The fourth of these releases is even weirder. I Think We’re All Bozos on This Bus takes us with a bunch of clowns—yes, I mean real clowns—on a trip through a messed-up amusement/science park where everything is completely planned and perfected. Heck, even the President of the United States is available to answer your every question. That is, until he is revealed to be an animatronic sham easily reprogrammed by our intrepidly hapless protagonist. This is the shortest of the albums, and the least overtly “funny” of the four, but it might be the deepest; it shows the folly of believing in any sort of scientific philosophy of life, it explores the idea that mass entertainment is actually a front for shadowy figures who control us all, and it shows us a way out: use “progress” to fight “progress” by reprogramming the government. Or something. I’m not really sure.

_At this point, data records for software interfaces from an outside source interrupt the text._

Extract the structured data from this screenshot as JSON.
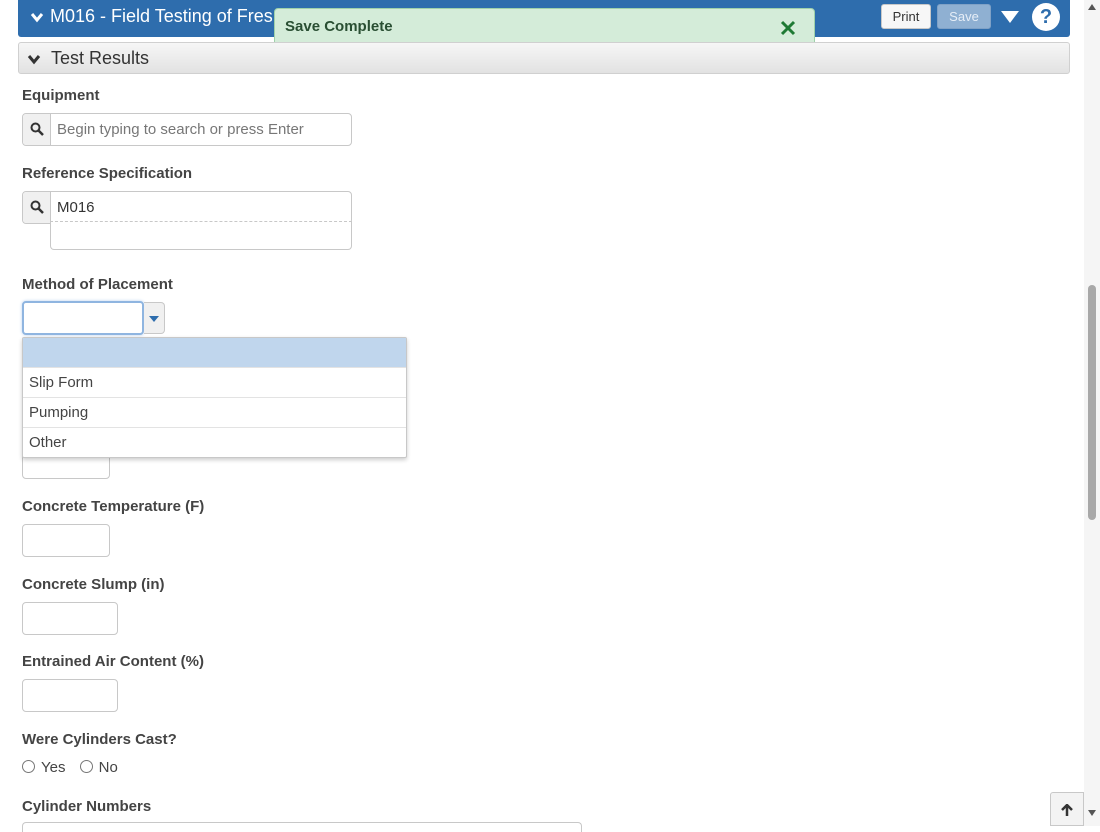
{
  "header": {
    "title": "M016 - Field Testing of Fres",
    "print_label": "Print",
    "save_label": "Save"
  },
  "toast": {
    "message": "Save Complete"
  },
  "section": {
    "title": "Test Results"
  },
  "fields": {
    "equipment": {
      "label": "Equipment",
      "placeholder": "Begin typing to search or press Enter",
      "value": ""
    },
    "reference_specification": {
      "label": "Reference Specification",
      "value": "M016"
    },
    "method_of_placement": {
      "label": "Method of Placement",
      "value": "",
      "options": [
        "",
        "Slip Form",
        "Pumping",
        "Other"
      ]
    },
    "concrete_temperature": {
      "label": "Concrete Temperature (F)",
      "value": ""
    },
    "concrete_slump": {
      "label": "Concrete Slump (in)",
      "value": ""
    },
    "entrained_air_content": {
      "label": "Entrained Air Content (%)",
      "value": ""
    },
    "cylinders_cast": {
      "label": "Were Cylinders Cast?",
      "yes_label": "Yes",
      "no_label": "No"
    },
    "cylinder_numbers": {
      "label": "Cylinder Numbers"
    }
  },
  "colors": {
    "header_bg": "#2e6dad",
    "toast_bg": "#d4ecd9",
    "selected_option_bg": "#c0d6ed"
  },
  "icons": [
    "chevron-down-icon",
    "close-icon",
    "caret-down-icon",
    "help-icon",
    "search-icon",
    "arrow-up-icon"
  ]
}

It probably sounds like I’m saying that the Firesign Theatre produced four perfect comedy albums that completely kick the ass of the National Lampoon show Lemmings. I guess that is what I’m saying. And I guess I’m saying it because these albums have more going on than just the Lampoon‘s snarky fuck-you-isms; they are ambiguous, they are both scary and hopeful, and they are unlikely to be touched by any further achievements in comedy in a long time. We live in a simple time where albums like these could never be produced—we’ve lost the art of sublety anymore. And damn, we need it now more than ever.
I couldn’t urge you to find these albums more if I got it tattooed on my head.
// Sound Affects
"The man whose songs were recorded by Johnny Cash, Alan Jackson, Ricky Skaggs, David Allan Coe, The Highwaymen, and countless others succumbs to time’s cruel cue that the only token of permanence we have to offer are the effects of shared moments and memories.READ the article